Stored data
====

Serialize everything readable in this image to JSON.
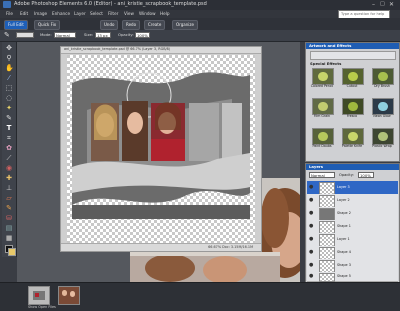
{
  "titlebar": {
    "title": "Adobe Photoshop Elements 6.0 (Editor) - ani_kristie_scrapbook_template.psd"
  },
  "menu": [
    "File",
    "Edit",
    "Image",
    "Enhance",
    "Layer",
    "Select",
    "Filter",
    "View",
    "Window",
    "Help"
  ],
  "help_search": {
    "placeholder": "Type a question for help"
  },
  "shortcuts": {
    "full_edit": "Full Edit",
    "quick_fix": "Quick Fix",
    "undo": "Undo",
    "redo": "Redo",
    "create": "Create",
    "organize": "Organize"
  },
  "options": {
    "mode": "Mode:",
    "mode_value": "Normal",
    "size": "Size:",
    "size_value": "13 px",
    "opacity": "Opacity:",
    "opacity_value": "100%"
  },
  "document": {
    "title": "ani_kristie_scrapbook_template.psd @ 66.7% (Layer 3, RGB/8)",
    "status": "66.67%   Doc: 3.15M/16.1M"
  },
  "panel_fx": {
    "title": "Artwork and Effects",
    "section": "Special Effects",
    "effects": [
      "Colored Pencil",
      "Cutout",
      "Dry Brush",
      "Film Grain",
      "Fresco",
      "Neon Glow",
      "Paint Daubs",
      "Palette Knife",
      "Plastic Wrap"
    ]
  },
  "panel_layers": {
    "title": "Layers",
    "mode": "Normal",
    "opacity_label": "Opacity:",
    "opacity_value": "100%",
    "layers": [
      "Layer 3",
      "Layer 2",
      "Shape 2",
      "Shape 1",
      "Layer 1",
      "Shape 4",
      "Shape 3",
      "Shape 5"
    ]
  },
  "project_bin": {
    "label": "Show Open Files"
  }
}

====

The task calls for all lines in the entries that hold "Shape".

Exercise result:
      "Shape 2",
      "Shape 1",
      "Shape 4",
      "Shape 3",
      "Shape 5"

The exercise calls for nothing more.